Stored records —

------------------------

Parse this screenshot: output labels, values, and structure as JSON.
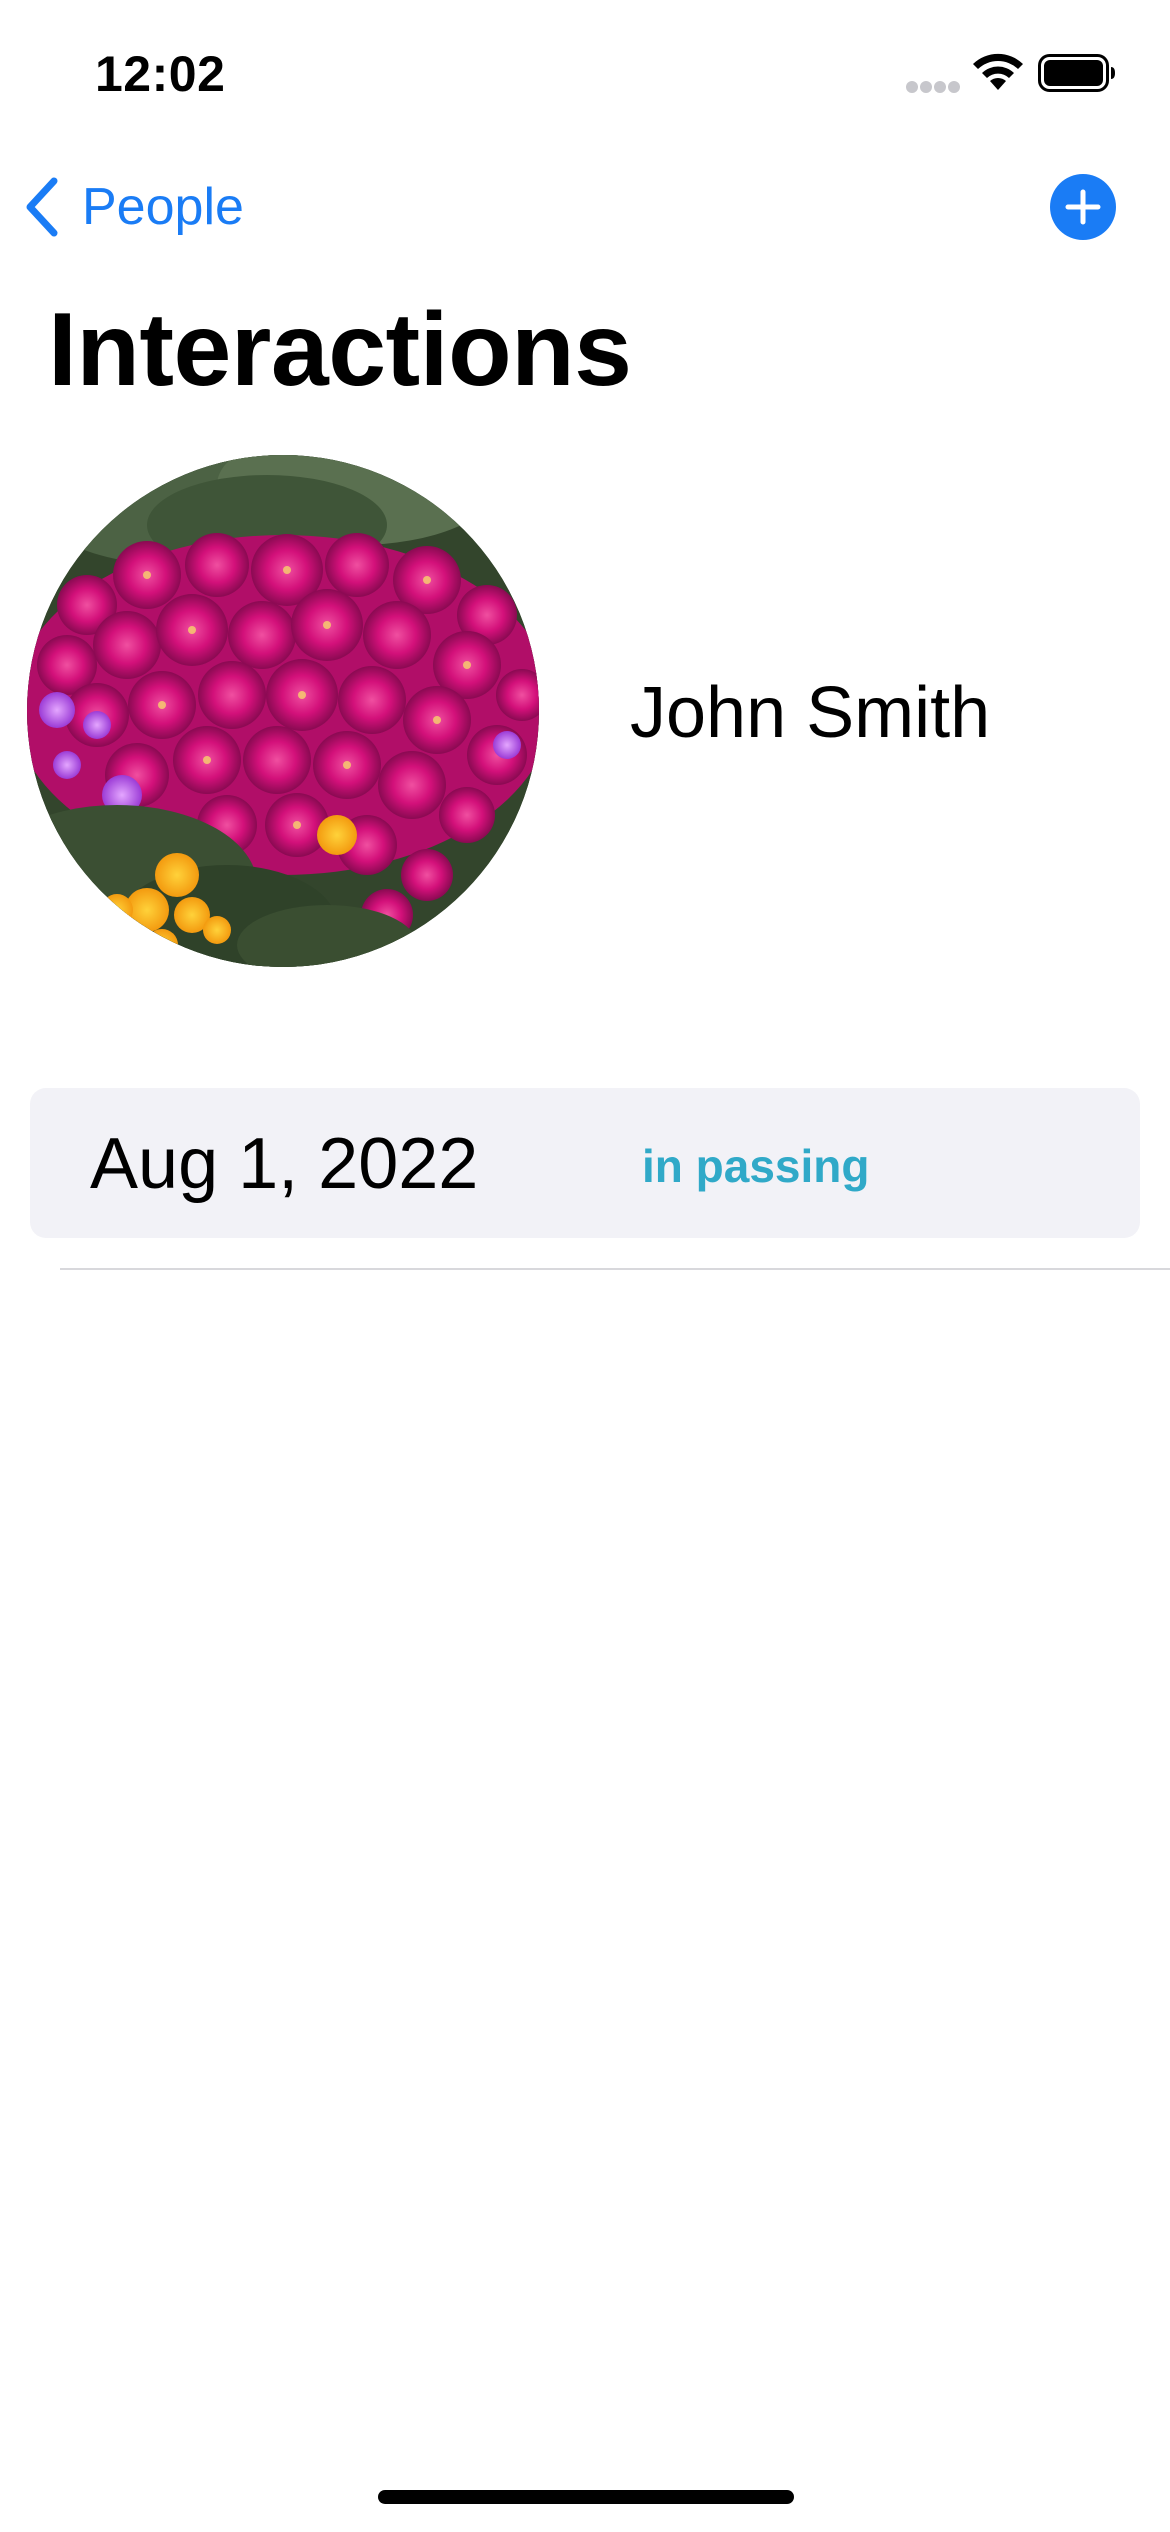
{
  "status_bar": {
    "time": "12:02",
    "icons": [
      "cellular-signal-icon",
      "wifi-icon",
      "battery-icon"
    ]
  },
  "nav": {
    "back_label": "People",
    "back_icon": "chevron-left-icon",
    "add_icon": "plus-circle-icon"
  },
  "page": {
    "title": "Interactions"
  },
  "person": {
    "name": "John Smith",
    "avatar_icon": "flower-photo"
  },
  "interactions": [
    {
      "date": "Aug 1, 2022",
      "type": "in passing"
    }
  ],
  "colors": {
    "accent": "#1a7cf5",
    "interaction_type": "#30a9c8",
    "row_background": "#f2f2f7"
  }
}
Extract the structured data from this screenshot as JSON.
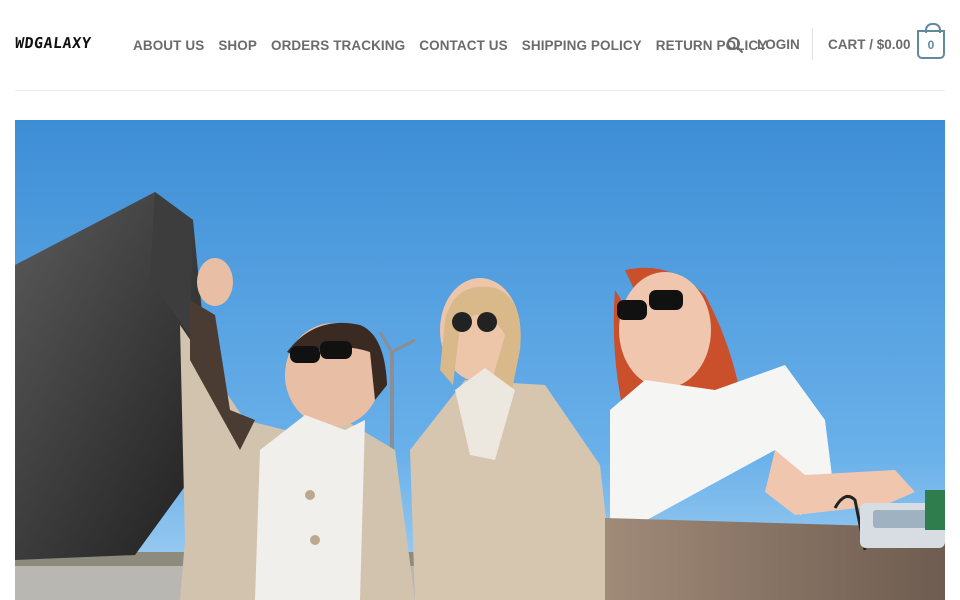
{
  "brand": {
    "logo_text": "WDGALAXY"
  },
  "nav": {
    "items": [
      {
        "label": "ABOUT US"
      },
      {
        "label": "SHOP"
      },
      {
        "label": "ORDERS TRACKING"
      },
      {
        "label": "CONTACT US"
      },
      {
        "label": "SHIPPING POLICY"
      },
      {
        "label": "RETURN POLICY"
      }
    ],
    "search_icon": "search-icon",
    "login_label": "LOGIN"
  },
  "cart": {
    "label": "CART / $0.00",
    "count": "0",
    "accent_color": "#5f8aa0"
  },
  "hero": {
    "image_description_icon": "hero-photo",
    "sky_color": "#4a97d8"
  }
}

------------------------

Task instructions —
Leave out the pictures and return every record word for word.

Answer for this exercise —
Parse this screenshot: output labels, values, and structure as JSON.
{
  "status_bar": {
    "time": "12:02",
    "icons": [
      "cellular-signal-icon",
      "wifi-icon",
      "battery-icon"
    ]
  },
  "nav": {
    "back_label": "People",
    "back_icon": "chevron-left-icon",
    "add_icon": "plus-circle-icon"
  },
  "page": {
    "title": "Interactions"
  },
  "person": {
    "name": "John Smith",
    "avatar_icon": "flower-photo"
  },
  "interactions": [
    {
      "date": "Aug 1, 2022",
      "type": "in passing"
    }
  ],
  "colors": {
    "accent": "#1a7cf5",
    "interaction_type": "#30a9c8",
    "row_background": "#f2f2f7"
  }
}
Extract the structured data from this screenshot as JSON.
{
  "brand": {
    "logo_text": "WDGALAXY"
  },
  "nav": {
    "items": [
      {
        "label": "ABOUT US"
      },
      {
        "label": "SHOP"
      },
      {
        "label": "ORDERS TRACKING"
      },
      {
        "label": "CONTACT US"
      },
      {
        "label": "SHIPPING POLICY"
      },
      {
        "label": "RETURN POLICY"
      }
    ],
    "search_icon": "search-icon",
    "login_label": "LOGIN"
  },
  "cart": {
    "label": "CART / $0.00",
    "count": "0",
    "accent_color": "#5f8aa0"
  },
  "hero": {
    "image_description_icon": "hero-photo",
    "sky_color": "#4a97d8"
  }
}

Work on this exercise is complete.